Scan the data below and give the number of lines that include the word "screenshot", with no other words.

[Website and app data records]

--------------------------------------------------

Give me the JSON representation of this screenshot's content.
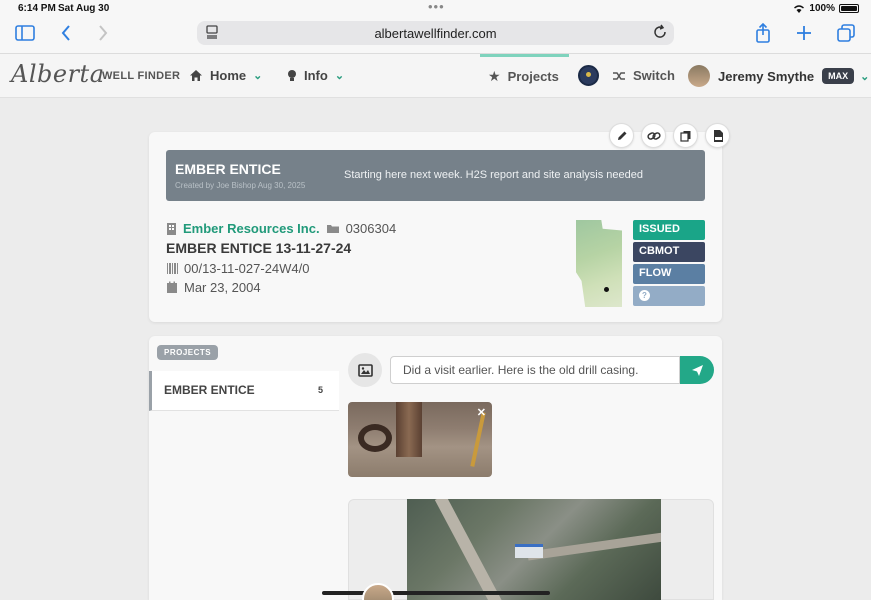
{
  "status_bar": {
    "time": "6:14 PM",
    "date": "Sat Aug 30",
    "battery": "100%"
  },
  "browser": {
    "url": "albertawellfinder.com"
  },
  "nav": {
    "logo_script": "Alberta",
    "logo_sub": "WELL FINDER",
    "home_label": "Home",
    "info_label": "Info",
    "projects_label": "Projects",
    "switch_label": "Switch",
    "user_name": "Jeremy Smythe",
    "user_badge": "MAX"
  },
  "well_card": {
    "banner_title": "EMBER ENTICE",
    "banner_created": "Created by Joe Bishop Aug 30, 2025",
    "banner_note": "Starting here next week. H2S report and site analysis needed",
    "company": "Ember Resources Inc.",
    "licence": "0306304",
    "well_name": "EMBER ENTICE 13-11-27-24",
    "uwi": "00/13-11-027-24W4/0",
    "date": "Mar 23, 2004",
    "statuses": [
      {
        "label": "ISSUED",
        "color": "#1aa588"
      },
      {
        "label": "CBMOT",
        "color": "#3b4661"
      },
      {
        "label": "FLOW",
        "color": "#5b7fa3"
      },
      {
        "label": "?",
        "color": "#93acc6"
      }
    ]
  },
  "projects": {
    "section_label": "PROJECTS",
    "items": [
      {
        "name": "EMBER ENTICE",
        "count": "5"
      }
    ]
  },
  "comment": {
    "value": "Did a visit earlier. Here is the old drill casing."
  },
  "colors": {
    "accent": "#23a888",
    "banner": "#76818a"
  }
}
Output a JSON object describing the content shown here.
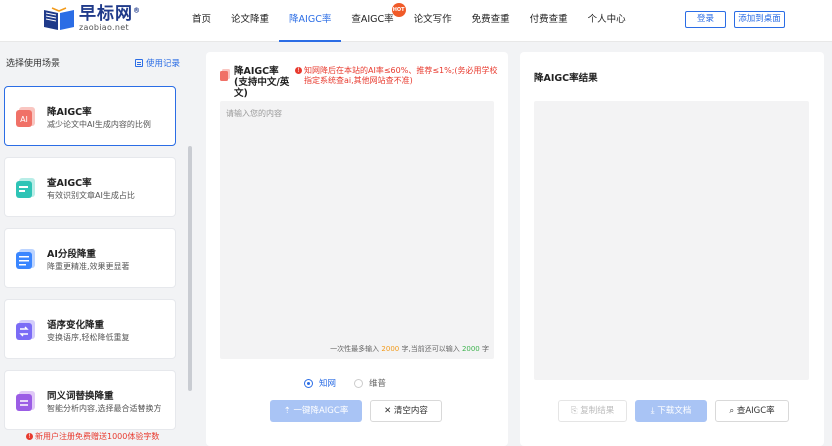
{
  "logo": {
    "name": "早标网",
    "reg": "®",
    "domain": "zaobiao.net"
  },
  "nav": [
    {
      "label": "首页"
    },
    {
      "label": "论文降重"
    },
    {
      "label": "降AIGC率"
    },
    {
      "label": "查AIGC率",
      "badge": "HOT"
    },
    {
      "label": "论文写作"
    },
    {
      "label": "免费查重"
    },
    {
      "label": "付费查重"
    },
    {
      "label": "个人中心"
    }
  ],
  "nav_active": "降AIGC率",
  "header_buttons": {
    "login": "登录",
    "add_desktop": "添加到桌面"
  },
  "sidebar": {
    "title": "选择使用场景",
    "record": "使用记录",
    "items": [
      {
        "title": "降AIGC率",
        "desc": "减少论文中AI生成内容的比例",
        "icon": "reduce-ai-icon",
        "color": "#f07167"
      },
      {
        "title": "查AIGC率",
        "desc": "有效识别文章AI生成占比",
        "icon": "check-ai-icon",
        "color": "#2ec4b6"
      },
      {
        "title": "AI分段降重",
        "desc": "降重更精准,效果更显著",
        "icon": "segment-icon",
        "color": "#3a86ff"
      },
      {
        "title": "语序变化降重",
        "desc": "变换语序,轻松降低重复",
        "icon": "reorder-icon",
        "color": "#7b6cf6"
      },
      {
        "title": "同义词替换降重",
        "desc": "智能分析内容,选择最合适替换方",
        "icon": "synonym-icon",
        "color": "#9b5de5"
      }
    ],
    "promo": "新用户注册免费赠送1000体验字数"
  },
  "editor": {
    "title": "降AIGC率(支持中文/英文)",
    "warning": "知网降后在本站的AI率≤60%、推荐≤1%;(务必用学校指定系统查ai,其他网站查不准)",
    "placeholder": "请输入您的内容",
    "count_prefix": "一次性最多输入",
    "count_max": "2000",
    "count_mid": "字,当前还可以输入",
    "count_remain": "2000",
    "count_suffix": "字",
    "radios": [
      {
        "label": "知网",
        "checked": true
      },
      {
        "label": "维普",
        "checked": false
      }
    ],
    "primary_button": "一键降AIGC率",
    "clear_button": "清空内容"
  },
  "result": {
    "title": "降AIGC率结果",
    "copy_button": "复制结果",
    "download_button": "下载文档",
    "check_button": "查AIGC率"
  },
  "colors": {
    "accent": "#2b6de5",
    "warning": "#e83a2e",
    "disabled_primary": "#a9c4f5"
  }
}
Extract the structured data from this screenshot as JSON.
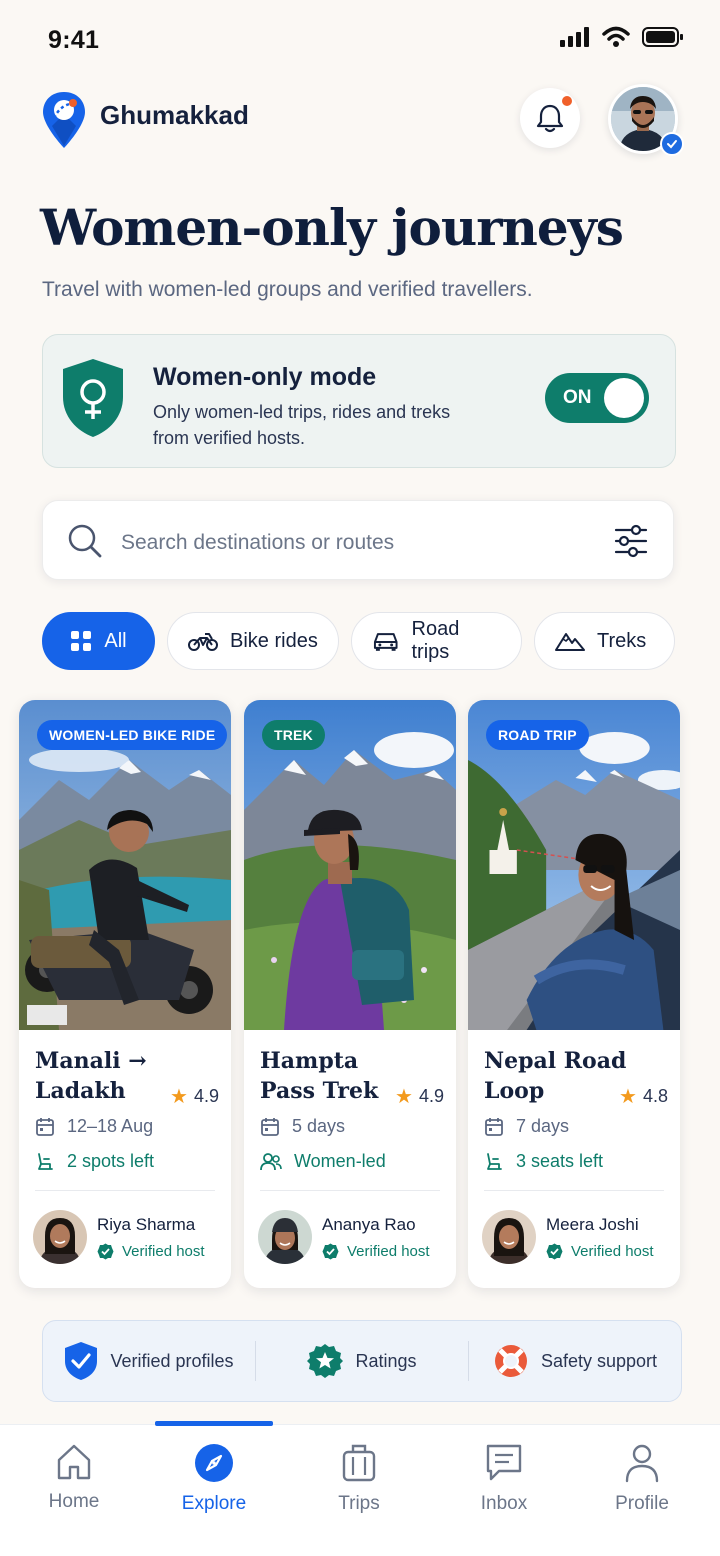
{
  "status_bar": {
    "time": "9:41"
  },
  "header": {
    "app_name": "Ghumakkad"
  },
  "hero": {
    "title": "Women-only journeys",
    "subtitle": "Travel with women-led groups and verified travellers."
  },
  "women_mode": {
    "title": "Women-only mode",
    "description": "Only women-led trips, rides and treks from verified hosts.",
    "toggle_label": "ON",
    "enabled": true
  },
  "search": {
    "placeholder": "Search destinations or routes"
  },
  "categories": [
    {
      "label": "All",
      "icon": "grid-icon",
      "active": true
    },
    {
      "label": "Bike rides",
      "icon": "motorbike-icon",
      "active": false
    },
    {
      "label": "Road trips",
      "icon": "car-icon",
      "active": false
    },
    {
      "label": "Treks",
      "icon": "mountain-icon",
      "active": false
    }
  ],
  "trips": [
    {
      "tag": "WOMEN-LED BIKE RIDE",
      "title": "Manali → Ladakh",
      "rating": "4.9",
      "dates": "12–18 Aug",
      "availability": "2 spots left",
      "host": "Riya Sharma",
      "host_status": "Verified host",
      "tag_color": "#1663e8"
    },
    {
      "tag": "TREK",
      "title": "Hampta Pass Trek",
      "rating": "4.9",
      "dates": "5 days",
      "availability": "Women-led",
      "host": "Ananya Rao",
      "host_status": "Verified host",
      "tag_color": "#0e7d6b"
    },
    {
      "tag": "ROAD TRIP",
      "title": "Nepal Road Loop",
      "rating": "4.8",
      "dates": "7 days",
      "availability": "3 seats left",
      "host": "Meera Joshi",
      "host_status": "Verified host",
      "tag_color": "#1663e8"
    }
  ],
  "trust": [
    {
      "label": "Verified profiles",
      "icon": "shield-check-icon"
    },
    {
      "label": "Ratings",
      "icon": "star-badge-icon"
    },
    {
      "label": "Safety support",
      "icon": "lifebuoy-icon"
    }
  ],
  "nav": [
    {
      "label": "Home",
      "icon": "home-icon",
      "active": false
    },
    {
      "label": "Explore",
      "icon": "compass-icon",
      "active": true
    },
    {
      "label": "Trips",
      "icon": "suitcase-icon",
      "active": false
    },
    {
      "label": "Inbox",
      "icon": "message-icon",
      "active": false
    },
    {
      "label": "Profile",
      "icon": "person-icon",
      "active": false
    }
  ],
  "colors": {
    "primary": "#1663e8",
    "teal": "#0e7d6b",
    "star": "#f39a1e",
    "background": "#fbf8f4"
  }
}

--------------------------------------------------

Task solution: 2